It’s the yawning chasm between de Blasio’s rhetoric and his behavior that makes him so hated. Try to imagine Bernie Sanders caught taking donations from Goldman Sachs – that’s the level of hypocrisy we are dealing with here. Is it any wonder it makes actual progressives feel betrayed? Add on top of that a generous helping of condescending, Trump-style reality readjustment, and you’ve got a perfect recipe for a despised, distrusted politician.

De Blasio’s public position on slumlords: “We will seize their buildings, and we will put them in the hands of a community nonprofit that will treat tenants with the respect they deserve.” De Blasio’s actual position: paying two notorious slumlords $173 million – $30 million over appraisal – for their slums, and by the way, the lawyer who negotiated the deal for the slumlords is a big muckety muck in the Brooklyn Democratic party.

De Blasio’s position on Amazon the day before they pulled their proposed new headquarters: “Mission critical” to let Amazon build in Long Island City. De Blasio’s position on Amazon a week after they pulled their proposed new headquarters: A disgusting example of “the 1 percent dictating to everyone else.” Oh, and by the way, de Blasio wants to remind you that he has “been a self-identified progressive since high school.”

New York City is, ostensibly, one of the most progressive cities in the country. De Blasio positioned himself as the natural culmination of that progressive nature, the one who would finally take New York back from the monied interests that have shaped it for decades, the only politician unapologetically willing to buck the elite for the good of the working man. Instead, he’s become more entwined with the city’s wealthy donors and corporations than Republican mayor Bloomberg was. By any reasonable definition of the word, de Blasio is not just a betrayer of principles – he is a crook.

Blue states and cities across the country are finally reckoning with this phenomenon – that no matter how progressive an electorate, seemingly nothing can be done to alleviate repressive social conditions. Look at San Francisco, or Seattle – these are epicenters of liberal activism, and they have been all but taken over by corporate monoliths. They are unlivable for anyone but the privileged. We New Yorkers thought we were different, as we usually do. Turns out, we were just more gullible.
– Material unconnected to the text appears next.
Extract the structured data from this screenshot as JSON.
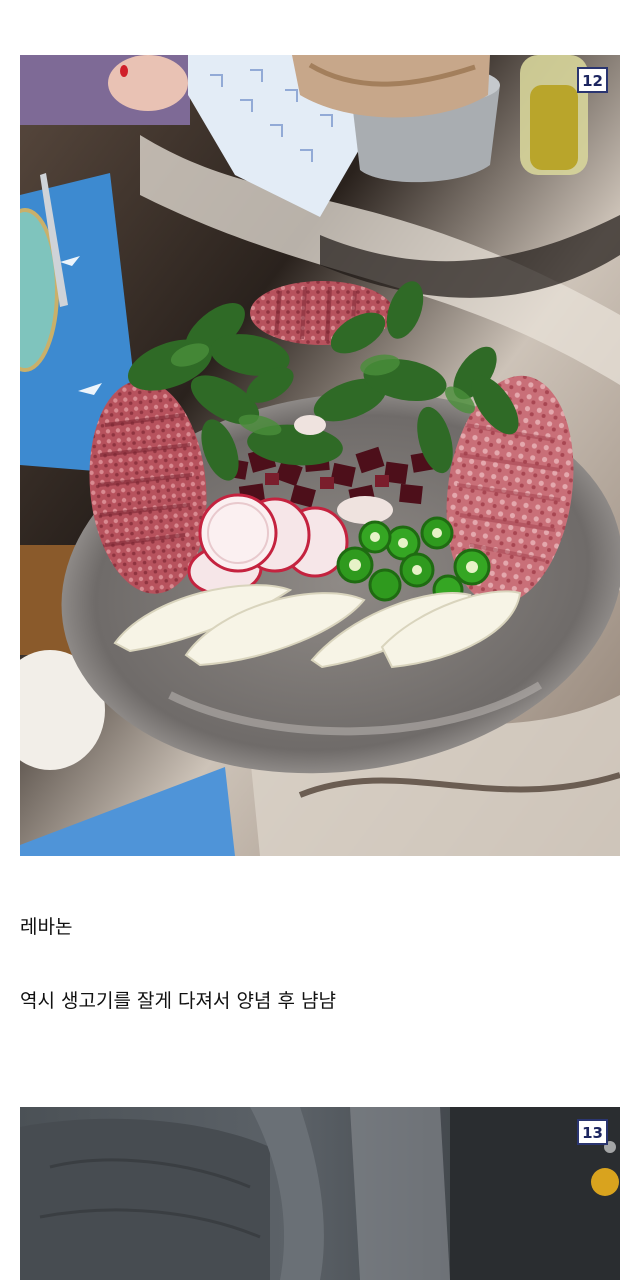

This is why people hate de Blasio. It’s not because he’s weird, although he definitely is crazy weird. It’s because he reminds us all that if we can’t make real change here in New York City, a leftist bastion, with an avowed progressive fighter, how can we possibly expect to make change anywhere….and should we trust any politicians, even – or especially – the ones who are telling us exactly what we want to hear? Bill de Blasio’s faith in himself may be bizarrely unshakeable, but he’s left the faith of the rest of us, our hope, our last vestiges of resistance to cynicism, in shambles. It’s hard to imagine a politician more hateable.